@ErinKas I have spent several hundred hours on teamtreehouse.com and I would swear by it.

 

Also, basic web development uses HTML, CSS, and Javascript (jquery). Beyond that you are using a server side language. HubL is a python templating language, like jinja2. Beyond the basics, you just have to get familiar with the HubL and Hubspot template idiosyncracies, and your a Hubspot developer. Teamtreehouse has amazing course for:

 

HTML

CSS

Javascript

Web Design

Python (flask, django, object oriented programming basics, most of which cover templating to some degree)

 

There is a 7 day free trial, it's $25/month with anytime pause, and it is worth every penny. I highly recommend it.

Inbound Professor
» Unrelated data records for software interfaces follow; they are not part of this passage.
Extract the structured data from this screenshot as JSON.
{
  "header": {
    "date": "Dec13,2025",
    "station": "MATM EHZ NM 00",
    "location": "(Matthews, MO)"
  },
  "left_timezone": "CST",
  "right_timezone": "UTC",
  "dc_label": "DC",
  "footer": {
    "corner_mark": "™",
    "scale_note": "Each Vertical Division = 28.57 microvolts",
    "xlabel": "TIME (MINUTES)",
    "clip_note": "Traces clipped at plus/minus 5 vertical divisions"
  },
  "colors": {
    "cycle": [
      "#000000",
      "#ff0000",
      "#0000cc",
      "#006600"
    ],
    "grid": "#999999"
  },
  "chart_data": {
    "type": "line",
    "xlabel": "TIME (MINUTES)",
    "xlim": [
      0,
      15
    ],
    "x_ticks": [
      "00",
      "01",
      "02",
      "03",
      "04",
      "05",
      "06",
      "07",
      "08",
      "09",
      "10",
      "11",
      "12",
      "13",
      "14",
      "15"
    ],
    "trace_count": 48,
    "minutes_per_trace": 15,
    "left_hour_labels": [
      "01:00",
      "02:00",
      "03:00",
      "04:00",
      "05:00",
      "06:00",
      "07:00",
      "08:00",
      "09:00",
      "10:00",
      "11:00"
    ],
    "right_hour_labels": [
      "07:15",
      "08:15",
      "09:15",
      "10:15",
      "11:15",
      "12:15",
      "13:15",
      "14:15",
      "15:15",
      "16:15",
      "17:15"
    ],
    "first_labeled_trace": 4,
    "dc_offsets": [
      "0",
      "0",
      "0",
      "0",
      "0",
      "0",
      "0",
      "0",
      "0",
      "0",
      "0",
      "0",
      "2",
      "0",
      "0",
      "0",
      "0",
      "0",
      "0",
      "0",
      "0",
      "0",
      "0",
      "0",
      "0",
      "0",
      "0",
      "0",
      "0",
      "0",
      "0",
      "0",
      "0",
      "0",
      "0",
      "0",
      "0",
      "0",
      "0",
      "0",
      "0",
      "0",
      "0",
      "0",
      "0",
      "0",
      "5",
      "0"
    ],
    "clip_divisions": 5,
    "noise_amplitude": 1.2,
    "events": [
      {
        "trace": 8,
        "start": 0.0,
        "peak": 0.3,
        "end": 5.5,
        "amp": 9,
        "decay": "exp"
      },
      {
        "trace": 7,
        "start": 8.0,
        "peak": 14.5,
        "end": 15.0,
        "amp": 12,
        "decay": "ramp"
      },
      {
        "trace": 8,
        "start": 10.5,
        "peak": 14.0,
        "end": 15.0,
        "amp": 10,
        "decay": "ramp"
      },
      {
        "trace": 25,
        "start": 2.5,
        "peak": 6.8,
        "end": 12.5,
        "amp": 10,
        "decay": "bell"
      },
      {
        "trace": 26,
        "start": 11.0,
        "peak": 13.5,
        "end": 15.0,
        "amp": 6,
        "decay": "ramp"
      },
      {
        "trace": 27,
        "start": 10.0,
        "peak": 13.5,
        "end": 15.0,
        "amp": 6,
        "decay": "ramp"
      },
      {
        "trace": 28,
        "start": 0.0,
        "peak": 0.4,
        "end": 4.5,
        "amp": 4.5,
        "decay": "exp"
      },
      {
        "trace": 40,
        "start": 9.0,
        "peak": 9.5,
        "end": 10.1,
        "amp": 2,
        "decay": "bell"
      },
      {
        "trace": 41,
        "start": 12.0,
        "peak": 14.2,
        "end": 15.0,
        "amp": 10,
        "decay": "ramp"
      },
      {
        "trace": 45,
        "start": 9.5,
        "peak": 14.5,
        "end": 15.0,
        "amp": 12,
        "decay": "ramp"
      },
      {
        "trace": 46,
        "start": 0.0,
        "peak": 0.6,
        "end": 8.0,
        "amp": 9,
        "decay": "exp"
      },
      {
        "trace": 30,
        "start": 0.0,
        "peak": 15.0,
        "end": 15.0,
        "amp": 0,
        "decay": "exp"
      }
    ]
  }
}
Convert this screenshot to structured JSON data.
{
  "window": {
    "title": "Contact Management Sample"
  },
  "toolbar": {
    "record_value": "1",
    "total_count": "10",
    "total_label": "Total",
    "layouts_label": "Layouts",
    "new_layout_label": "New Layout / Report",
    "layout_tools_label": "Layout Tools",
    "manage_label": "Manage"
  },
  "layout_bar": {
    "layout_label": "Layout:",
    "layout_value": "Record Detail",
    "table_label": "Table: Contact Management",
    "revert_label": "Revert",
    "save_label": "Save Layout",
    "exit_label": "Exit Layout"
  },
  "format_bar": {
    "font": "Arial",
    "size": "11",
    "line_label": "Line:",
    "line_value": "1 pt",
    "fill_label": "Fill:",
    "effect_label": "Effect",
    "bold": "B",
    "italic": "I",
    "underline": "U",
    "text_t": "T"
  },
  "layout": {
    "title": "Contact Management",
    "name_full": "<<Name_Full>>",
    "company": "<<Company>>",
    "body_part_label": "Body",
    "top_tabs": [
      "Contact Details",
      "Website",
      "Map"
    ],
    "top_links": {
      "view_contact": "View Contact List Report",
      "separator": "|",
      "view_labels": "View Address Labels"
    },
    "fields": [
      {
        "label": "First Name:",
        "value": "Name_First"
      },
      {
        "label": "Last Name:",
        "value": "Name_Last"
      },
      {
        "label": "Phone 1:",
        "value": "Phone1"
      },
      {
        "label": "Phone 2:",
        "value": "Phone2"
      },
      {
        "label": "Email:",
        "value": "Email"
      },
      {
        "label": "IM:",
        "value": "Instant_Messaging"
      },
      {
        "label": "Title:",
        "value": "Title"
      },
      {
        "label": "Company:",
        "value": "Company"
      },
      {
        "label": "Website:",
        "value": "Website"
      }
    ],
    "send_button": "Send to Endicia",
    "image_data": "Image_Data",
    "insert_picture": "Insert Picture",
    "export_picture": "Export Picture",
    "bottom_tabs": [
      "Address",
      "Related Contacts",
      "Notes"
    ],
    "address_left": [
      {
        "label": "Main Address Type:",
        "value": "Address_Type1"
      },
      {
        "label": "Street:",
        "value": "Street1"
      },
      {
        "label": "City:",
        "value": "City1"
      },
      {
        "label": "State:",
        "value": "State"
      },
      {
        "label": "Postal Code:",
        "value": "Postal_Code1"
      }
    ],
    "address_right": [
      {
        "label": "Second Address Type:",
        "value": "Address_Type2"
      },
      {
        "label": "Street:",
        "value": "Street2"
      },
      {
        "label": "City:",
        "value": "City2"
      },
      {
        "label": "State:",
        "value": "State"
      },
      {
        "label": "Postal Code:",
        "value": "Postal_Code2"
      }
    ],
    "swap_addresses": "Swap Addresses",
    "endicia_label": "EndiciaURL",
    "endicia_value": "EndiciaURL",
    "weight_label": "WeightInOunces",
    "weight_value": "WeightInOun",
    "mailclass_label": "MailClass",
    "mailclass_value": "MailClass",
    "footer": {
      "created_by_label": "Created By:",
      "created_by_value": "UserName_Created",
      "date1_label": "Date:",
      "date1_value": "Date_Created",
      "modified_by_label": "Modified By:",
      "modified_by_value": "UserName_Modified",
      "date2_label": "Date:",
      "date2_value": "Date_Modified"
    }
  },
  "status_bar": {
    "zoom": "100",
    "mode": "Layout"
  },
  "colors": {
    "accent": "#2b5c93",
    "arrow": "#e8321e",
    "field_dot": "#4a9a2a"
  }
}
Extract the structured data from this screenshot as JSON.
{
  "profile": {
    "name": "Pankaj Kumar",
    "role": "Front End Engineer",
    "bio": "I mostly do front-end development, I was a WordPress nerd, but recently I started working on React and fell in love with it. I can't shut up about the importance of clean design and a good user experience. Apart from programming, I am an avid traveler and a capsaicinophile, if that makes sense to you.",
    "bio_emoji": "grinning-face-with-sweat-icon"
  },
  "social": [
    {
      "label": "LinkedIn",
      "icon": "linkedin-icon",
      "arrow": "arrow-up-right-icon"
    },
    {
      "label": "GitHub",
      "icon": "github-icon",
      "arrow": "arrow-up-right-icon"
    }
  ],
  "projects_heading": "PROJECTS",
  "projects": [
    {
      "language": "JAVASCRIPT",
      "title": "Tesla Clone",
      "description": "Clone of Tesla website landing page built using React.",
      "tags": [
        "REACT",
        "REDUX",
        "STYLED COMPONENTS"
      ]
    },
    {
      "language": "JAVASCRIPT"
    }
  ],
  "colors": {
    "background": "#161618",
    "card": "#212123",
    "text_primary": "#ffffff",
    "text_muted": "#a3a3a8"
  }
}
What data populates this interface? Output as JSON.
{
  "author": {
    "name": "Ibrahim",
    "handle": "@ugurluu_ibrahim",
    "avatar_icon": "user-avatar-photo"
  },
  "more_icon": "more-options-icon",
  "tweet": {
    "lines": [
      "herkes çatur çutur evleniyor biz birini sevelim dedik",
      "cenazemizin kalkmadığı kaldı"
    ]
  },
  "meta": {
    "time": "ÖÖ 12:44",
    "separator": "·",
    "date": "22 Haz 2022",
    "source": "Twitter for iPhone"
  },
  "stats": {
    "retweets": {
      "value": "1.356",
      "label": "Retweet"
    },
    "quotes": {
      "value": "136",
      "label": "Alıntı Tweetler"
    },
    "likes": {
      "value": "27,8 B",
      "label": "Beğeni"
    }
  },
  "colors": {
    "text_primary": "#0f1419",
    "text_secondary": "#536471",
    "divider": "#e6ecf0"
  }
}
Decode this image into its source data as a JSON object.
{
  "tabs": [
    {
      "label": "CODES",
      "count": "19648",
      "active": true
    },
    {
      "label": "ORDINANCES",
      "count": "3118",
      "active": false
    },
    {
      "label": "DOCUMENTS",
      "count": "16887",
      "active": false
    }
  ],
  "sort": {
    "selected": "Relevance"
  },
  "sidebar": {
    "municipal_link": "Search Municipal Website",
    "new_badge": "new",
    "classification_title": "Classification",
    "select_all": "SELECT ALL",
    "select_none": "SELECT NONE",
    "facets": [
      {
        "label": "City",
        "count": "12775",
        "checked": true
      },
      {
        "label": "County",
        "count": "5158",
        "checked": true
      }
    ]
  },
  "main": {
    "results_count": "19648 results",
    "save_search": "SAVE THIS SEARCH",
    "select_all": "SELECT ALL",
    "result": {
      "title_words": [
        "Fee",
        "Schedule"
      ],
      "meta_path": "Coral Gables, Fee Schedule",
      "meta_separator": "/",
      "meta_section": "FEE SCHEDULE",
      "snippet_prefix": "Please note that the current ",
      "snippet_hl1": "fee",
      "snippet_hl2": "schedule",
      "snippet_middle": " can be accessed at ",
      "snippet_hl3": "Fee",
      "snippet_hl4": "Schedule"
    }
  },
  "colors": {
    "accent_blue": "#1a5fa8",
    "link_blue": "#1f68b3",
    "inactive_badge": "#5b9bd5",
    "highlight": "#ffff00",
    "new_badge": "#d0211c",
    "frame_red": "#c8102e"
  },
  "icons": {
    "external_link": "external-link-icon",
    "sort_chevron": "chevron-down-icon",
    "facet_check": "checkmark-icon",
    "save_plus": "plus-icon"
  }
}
My advice as a web developer of many years and an educator: recognize and exploit the various methods and starting points for learning this vast subject. Match them to your needs, abilities, and whims. Pursue the things that interest you. Developers learn through curiosity. 

 

There are some great online courses mentioned in this thread. I would also recommend this awesome MDN resource. In the left sidebar you can find an extremely well structured navigation of their tutorials. Even if you don't use the tutorials themselves, I would highly recommend using that navigation to familiarize yourself with all of the many topics involved in mastering front end dev and how they relate to one another. 

 

Learning to code in any language is a combination of acquiring both experience and formal understanding of the language. You will frequently find yourself cobbling together some code to make something work without totally understanding why. That's perfectly normal and fine. What you want to do is then cycle back and figure out why something works the way it does. Maybe not the same afternoon, but eventually.

 

There are endless examples of this learning process. CSS positioning is a great one. No one understands all of the details of how and why absolute/relative positioning works the first dozen times they use them. The trick is to constantly cycle back to different forms of documentation as you get familiar with using them. Eventually you'll acquire an encyclopedic understanding of the topic and then you can more quickly troubleshoot things and concoct effective strategies for building things.

 

On a similar note: If you're looking for new outlets for learning, try experimenting with something that seems above and beyond your current skill level. I'd recommend CSS grid or flexbox. As you pull at that thread, you'll find yourself both learning those subjects, and learning commonalities with other subjects. In this way, you begin to build that web or framework of understanding that people refer to as "proficiency" or "mastery" or whatever. The reality though is that we're all just tending to that web inside our brains.